Transit riders in Yellowknife can expect a new system of routes and a new-look service by the summer of 2022, city documents state.
The contract to run Yellowknife’s transit service is up for renewal. The city’s plans for the next five-year contract are set out in a request for proposals.
In that document, the city says it expects to roll out new routes by July 2022 following a public engagement earlier that year.
In 2019, an examination of the existing three routes suggested Yellowknife could have a more efficient and frequent service by switching to two routes instead.
There was also enthusiasm among councillors for bus service to be extended to Kam Lake, which currently has no access to transit.
A map of proposed future routes prepared by the City of Yellowknife lists three routes, but in effect reduces the number to two.
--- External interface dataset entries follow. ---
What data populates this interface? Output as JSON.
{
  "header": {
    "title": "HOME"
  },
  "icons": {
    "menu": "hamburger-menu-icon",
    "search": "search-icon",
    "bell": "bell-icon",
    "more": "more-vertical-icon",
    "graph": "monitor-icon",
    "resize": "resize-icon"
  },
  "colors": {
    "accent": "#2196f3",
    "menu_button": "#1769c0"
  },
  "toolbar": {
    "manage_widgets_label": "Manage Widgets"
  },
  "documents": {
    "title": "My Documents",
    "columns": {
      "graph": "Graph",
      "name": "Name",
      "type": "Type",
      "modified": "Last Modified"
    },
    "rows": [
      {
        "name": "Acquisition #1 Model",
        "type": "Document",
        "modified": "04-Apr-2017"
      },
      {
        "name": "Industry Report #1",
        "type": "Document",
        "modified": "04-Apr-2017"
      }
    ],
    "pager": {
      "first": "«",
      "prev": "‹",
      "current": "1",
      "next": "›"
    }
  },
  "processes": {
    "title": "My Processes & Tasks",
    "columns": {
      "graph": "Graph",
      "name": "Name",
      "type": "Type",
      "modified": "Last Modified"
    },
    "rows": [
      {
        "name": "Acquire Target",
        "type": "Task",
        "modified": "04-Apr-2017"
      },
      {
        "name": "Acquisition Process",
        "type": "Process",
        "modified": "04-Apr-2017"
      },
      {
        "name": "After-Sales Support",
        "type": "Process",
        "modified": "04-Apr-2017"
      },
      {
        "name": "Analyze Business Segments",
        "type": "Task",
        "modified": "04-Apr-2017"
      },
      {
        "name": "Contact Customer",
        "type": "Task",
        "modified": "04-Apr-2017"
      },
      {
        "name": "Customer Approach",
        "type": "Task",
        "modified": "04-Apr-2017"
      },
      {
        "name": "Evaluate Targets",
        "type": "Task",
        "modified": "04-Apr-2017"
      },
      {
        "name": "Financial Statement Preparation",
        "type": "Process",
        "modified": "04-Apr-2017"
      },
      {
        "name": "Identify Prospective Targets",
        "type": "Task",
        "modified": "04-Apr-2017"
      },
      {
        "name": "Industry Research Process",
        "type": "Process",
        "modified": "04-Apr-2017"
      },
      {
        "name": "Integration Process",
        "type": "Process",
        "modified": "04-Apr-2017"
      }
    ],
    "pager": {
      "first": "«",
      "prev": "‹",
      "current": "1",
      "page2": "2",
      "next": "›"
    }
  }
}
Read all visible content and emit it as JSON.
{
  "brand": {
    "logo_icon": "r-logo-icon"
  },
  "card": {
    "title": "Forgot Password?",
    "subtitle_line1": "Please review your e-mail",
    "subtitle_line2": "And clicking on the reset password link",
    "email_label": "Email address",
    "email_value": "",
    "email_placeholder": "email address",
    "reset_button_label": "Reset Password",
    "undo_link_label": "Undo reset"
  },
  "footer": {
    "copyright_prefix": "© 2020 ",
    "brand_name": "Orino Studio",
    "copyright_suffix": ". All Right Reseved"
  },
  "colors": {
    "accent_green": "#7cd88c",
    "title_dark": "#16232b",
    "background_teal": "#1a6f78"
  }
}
While the routes are not final, the map shows a “YK connector” that runs from Ndilǫ to Finlayson Drive with a Kam Lake extension, and a route from Borden Drive to Forrest Drive that includes downtown Yellowknife. A third route, the “Niven loop,” is simply an extension of the Borden-Forrest route operated by the same bus.
The Borden-Forrest route already exists. At the moment, Yellowknife’s two other routes include one serving Niven and Old Town, and one from Range Lake to the downtown core. It’s currently not possible to cross Yellowknife by bus without changing services downtown.
The contract to run transit in Yellowknife also includes responsibility for the city’s accessible bus service.
The new contract will kick in on September 1, 2021 and run until 2026.
Details of new routes are expected to be finalized by the end of 2021, followed by a public engagement from January to March 2022 and a rebranding of the transit system that spring. The new routes, including service to Kam Lake, would begin on July 2, 2022.
The city stresses that timeline is tentative and subject to change.
Yellowknife has the only public transit system in the Northwest Territories but councillors were told in 2019 that use of the buses had “flatlined” since the system’s last major overhaul in 2014.
Two years ago, the city saw an average of 15 people on buses for every hour the transit service was on the road.